Stress is a natural response from the body and it helps you react and adapt. However, when you’re a physician, nurse, or other healthcare professional under long-term stress at work, you might find yourself exhausted and cynical regarding your work life. This is not a good place to be. It can detrimental to your mental health, your productivity, and your overall happiness. But take heart in knowing that recovering from physician and nurse burnout is completely possible.
If you’re suffering from burnout, know that you’re not alone. This is not a new problem. According to one 2001 study, it was estimated that 50% of physicians and 43% of nurses in the US were suffering from burnout. These numbers have not greatly decreased during the past two decades, and symptoms of burnout for nurses and other healthcare workers are only expected to increase in the context of the COVID-19 pandemic.
But how can you tell if you have burnout? And what can you do to recover from burnout if you have it?
Identifying Burnout in Nurses & Healthcare Workers
Symptoms of Nurse Burnout
The main symptoms of nurse burnout are exhaustion and fatigue. These two tend to be the most prevalent among men and women. However, there’s a third symptom, which is lack of efficacy. This last symptom makes you feel like what you do at work is not enough, and it’s more commonly present in females with burnout than in males. Eventually, these feelings do effectively lead to a lack of efficiency at work.
As time goes by, if you don’t tend to these issues, you might find yourself with feelings of frustration, disillusion, and even despair. This can take a toll on both your mental and physical health, leading to apathy and lack of interest in your work.
How to Recover from Physician & Nurse Burnout
There are different tactics you can employ to prevent and address burnout. While some depend on the management team at your practice, there are other strategies that you can directly implement.
1. Remember Your Initial Purpose
This might sound like very basic advice but starting with the simplest step can help you out in this process. Very often, you might find yourself lost in the small things of everyday life. This will lead you to lose sight of the bigger picture, which is: why are you here? If you have found your purpose as a healthcare provider, remind yourself of that.
If you have the power to do so, you can propose changes at work that will help you to connect with your purpose more easily. These changes can include the adoption of electronic health records (EHR) at work and the inclusion of medical assistants.
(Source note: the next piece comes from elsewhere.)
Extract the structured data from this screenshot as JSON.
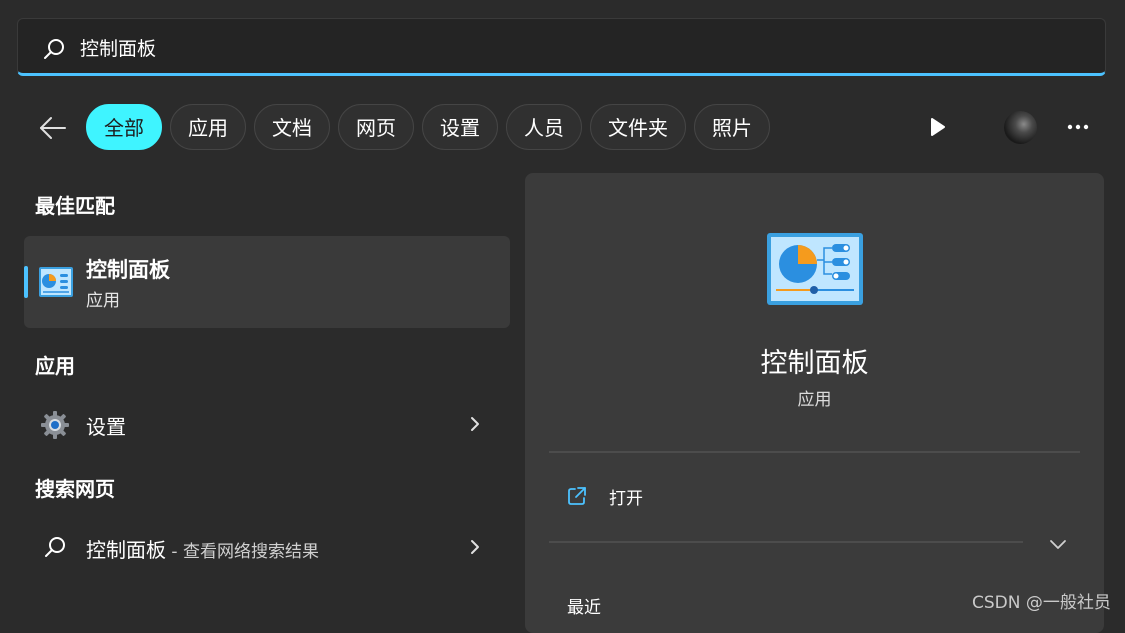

These strategies can help you have more in-person contact with the patient, which can aid in reminding you why you chose your career.
2. Develop Interpersonal Connections
You want to have a support system at work. You can achieve this by developing the relationships you have with your coworkers. After all, they’re in the same context as you are and you are bound to spend long hours working side by side with them. Growing these relationships will allow you to have someone to talk to when things get overwhelming at work.
Also, you can promote an environment in which judgment is not an issue. Being an agent of change is not always easy. However, you might find that once you start talking about it, many coworkers open up about their own burnout symptoms express the same feelings and concerns you have.
3. Prioritize Your Emotions and Well-Being
You’re not being selfish by putting your emotions first, you’re taking care of yourself. Even if your goal is to provide the best possible care to your patients, you’ll have difficulty in doing so if you’re a physician or nurse experiencing burnout. It’s important that you connect with yourself, which you can do by practicing self-reflection. Be aware of the present moment and what you’re feeling.
Also, take some time off to spend time with your family and friends. There’s nothing like disconnecting for a little bit to get your energy back. You should also prioritize things like your sleep hours or your exercise time. These are moments that are just for you and that will help you feel better.
4. Plan a Vacation or a Retreat
Sometimes, you might need some extended time off to recharge. And that’s ok! You can choose to stay at home or to go somewhere you’ve never been to before. You can even choose to go to a retreat! This will allow you to go somewhere new but also to connect with yourself at a deeper level. Depending on the type of retreat, you might even get to practice one of your favorite activities.
At MedTreks, we offer both global health and retreat programs designed specifically for medical professionals. You might consider an adventure or retreat to recharge your mind. Whatever you choose to do, remember that you are unique, and no one can replace you. Use the strategies you feel most comfortable with to connect with yourself and don’t be afraid to take a break and disconnect.
Healthcare Burnout Resources: